→ THE DATA

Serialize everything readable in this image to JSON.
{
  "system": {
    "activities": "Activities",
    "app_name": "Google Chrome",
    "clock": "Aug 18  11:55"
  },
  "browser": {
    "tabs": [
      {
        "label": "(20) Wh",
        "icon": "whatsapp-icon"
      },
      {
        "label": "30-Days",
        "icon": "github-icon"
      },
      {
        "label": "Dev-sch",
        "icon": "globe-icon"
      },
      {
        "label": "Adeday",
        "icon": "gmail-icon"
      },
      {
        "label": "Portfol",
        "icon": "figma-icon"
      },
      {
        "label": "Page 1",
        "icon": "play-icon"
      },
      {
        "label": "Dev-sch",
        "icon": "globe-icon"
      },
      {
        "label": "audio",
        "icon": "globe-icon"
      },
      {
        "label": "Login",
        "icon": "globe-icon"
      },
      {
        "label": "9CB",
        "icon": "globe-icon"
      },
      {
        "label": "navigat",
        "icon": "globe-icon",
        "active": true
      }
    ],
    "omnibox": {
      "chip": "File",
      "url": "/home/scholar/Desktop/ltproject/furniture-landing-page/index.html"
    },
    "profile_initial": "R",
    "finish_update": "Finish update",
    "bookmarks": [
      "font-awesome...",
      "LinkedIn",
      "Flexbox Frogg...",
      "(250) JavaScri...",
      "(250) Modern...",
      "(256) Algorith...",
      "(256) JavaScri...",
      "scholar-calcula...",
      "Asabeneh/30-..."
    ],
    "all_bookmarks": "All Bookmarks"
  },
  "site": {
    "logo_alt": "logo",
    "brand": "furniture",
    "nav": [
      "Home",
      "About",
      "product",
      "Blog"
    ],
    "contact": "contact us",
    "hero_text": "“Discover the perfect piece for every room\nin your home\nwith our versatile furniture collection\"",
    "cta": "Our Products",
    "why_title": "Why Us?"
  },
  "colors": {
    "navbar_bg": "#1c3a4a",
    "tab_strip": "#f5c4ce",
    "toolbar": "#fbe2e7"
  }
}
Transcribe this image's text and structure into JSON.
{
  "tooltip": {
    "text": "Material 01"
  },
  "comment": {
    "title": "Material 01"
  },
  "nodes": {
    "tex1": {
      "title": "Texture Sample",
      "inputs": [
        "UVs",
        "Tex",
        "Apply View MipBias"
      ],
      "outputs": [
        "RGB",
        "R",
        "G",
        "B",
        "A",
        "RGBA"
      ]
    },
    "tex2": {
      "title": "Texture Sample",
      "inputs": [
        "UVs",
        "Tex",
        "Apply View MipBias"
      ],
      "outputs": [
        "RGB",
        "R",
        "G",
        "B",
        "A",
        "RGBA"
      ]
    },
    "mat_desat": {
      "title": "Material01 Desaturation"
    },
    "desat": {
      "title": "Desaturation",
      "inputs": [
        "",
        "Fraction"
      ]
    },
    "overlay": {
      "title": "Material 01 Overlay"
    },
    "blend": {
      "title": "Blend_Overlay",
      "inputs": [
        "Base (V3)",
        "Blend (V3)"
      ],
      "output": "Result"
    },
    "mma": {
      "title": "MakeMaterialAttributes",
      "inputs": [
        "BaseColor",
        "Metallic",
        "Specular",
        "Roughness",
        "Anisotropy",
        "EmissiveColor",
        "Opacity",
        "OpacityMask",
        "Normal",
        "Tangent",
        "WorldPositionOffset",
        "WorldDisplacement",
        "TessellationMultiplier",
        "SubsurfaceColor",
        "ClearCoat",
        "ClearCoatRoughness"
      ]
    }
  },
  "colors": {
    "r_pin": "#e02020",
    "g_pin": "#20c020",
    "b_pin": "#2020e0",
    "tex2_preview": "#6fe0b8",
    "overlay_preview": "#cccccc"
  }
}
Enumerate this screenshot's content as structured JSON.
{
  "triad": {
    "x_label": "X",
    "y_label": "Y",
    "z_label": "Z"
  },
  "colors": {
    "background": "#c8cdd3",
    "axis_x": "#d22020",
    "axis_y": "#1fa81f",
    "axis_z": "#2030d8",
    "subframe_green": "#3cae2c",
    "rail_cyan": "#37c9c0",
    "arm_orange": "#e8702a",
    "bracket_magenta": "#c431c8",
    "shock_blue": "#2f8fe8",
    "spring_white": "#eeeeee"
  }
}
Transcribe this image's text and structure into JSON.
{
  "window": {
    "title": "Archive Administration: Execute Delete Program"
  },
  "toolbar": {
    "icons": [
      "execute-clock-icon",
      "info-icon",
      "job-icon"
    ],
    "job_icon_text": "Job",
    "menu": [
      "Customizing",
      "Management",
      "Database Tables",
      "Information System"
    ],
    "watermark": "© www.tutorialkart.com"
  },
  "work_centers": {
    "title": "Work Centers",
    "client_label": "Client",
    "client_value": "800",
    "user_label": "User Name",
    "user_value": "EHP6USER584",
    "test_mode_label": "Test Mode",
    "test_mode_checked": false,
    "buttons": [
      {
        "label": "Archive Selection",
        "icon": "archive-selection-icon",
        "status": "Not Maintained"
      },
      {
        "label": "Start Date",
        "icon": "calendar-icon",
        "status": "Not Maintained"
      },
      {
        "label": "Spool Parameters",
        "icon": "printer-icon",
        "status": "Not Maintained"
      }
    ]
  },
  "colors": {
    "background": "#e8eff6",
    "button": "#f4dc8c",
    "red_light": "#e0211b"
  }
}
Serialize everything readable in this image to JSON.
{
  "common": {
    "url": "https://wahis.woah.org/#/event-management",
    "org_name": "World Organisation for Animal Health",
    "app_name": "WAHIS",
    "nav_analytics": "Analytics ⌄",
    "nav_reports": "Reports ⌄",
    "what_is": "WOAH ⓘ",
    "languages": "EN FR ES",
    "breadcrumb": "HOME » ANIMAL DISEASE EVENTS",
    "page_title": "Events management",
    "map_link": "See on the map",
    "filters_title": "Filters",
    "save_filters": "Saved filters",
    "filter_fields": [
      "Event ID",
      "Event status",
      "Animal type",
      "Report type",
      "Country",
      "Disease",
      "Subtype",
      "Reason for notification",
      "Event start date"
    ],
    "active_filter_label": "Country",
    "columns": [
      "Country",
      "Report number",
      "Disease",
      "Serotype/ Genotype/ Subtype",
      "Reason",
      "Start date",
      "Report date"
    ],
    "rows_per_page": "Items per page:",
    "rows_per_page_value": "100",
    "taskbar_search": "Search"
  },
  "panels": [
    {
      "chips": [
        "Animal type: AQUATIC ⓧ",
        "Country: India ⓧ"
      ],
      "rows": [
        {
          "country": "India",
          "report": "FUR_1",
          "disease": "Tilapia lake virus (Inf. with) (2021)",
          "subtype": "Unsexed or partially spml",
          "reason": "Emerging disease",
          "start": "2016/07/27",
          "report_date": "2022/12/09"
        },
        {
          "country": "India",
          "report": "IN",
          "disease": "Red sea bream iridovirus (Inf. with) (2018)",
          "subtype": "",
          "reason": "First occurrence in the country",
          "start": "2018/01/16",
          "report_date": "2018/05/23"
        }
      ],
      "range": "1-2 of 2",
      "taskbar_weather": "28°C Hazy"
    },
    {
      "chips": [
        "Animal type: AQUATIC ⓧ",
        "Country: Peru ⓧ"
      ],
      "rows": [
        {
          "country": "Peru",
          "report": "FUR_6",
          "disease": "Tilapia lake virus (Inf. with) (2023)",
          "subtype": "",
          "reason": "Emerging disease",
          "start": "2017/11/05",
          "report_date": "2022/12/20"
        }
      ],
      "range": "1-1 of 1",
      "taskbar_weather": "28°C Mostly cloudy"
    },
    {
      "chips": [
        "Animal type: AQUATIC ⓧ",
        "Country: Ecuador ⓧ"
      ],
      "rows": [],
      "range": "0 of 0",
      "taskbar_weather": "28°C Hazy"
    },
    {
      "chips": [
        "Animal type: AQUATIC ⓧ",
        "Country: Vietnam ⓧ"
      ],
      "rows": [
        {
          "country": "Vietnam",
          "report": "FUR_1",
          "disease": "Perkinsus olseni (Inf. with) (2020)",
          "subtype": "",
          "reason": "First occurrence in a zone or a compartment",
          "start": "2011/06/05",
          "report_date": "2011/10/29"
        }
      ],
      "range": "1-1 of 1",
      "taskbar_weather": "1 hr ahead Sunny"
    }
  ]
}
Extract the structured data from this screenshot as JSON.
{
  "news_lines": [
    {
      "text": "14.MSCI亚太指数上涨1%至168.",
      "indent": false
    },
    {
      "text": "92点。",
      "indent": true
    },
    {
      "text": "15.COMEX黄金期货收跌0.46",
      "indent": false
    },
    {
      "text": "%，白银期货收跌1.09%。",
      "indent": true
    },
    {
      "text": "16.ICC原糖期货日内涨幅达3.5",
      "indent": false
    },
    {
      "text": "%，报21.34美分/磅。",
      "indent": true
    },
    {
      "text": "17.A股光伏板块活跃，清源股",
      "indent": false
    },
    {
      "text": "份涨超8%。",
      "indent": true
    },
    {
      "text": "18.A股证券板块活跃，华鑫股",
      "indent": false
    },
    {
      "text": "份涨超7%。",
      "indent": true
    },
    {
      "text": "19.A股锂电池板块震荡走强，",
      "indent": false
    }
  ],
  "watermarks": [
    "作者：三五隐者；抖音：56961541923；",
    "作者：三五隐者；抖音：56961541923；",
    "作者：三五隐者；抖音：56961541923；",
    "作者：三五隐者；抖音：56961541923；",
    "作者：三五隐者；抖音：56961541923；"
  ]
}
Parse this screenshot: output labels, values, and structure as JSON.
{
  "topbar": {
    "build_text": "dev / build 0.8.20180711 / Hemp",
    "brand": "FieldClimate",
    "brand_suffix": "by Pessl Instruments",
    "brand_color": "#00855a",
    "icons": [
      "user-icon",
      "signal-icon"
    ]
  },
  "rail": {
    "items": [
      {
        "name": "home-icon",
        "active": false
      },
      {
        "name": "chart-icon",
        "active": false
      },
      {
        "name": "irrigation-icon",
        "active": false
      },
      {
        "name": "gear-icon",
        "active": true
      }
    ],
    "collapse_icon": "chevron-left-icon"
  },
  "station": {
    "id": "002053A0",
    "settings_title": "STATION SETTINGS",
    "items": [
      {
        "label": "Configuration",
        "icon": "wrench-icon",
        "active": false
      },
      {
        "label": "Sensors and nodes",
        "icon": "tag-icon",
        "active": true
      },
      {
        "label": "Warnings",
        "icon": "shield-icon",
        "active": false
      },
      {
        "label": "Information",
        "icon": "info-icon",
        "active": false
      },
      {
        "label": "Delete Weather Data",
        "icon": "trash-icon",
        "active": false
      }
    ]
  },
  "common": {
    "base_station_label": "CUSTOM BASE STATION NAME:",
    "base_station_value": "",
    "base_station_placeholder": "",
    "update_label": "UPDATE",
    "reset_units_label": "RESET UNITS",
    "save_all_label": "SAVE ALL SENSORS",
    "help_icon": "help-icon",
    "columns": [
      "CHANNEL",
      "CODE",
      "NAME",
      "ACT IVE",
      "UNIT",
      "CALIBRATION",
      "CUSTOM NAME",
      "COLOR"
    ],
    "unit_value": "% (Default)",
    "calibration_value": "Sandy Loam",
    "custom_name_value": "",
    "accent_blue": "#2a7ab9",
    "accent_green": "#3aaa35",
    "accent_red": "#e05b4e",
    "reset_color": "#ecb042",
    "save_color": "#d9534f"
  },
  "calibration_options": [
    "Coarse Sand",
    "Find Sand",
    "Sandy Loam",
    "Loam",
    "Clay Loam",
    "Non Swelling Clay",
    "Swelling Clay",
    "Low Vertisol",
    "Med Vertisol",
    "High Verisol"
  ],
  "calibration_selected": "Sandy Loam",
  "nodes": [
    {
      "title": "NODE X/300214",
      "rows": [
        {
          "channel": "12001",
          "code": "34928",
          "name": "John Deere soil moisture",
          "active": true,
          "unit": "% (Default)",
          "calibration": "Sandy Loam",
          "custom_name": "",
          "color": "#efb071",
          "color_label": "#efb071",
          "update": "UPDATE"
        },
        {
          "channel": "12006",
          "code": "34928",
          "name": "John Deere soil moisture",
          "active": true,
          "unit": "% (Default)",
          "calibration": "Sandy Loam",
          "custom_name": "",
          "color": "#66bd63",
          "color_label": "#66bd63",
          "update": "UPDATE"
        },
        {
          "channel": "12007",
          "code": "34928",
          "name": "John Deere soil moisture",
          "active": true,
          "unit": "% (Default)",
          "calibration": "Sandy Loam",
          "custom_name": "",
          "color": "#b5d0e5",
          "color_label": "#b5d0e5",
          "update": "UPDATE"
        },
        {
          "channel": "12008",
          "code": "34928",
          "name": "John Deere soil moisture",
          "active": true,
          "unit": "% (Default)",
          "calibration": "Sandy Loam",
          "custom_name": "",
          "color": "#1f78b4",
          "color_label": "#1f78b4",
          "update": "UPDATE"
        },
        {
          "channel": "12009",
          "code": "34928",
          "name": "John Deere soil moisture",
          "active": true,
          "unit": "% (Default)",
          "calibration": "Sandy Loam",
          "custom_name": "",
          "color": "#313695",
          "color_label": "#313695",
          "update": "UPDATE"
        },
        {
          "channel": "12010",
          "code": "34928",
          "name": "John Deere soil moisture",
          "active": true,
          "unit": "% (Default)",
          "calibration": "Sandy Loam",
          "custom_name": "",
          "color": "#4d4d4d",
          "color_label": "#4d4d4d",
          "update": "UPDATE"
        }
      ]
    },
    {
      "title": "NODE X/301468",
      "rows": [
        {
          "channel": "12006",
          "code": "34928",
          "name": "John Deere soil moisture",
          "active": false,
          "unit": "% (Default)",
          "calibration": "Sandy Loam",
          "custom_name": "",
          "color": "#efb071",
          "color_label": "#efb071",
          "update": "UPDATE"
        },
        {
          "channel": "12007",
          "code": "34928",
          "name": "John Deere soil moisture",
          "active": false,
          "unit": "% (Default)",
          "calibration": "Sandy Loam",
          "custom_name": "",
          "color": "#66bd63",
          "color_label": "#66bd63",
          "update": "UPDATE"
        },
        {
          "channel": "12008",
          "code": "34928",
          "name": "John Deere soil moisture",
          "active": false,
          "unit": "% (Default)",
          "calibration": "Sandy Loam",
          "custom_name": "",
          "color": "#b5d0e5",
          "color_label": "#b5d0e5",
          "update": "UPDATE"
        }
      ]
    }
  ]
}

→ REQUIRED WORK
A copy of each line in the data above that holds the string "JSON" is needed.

→ OUTPUT
Serialize everything readable in this image to JSON.
Transcribe this image's text and structure into JSON.
Enumerate this screenshot's content as structured JSON.
Transcribe this image's text and structure into JSON.
Serialize everything readable in this image to JSON.
Extract the structured data from this screenshot as JSON.
Parse this screenshot: output labels, values, and structure as JSON.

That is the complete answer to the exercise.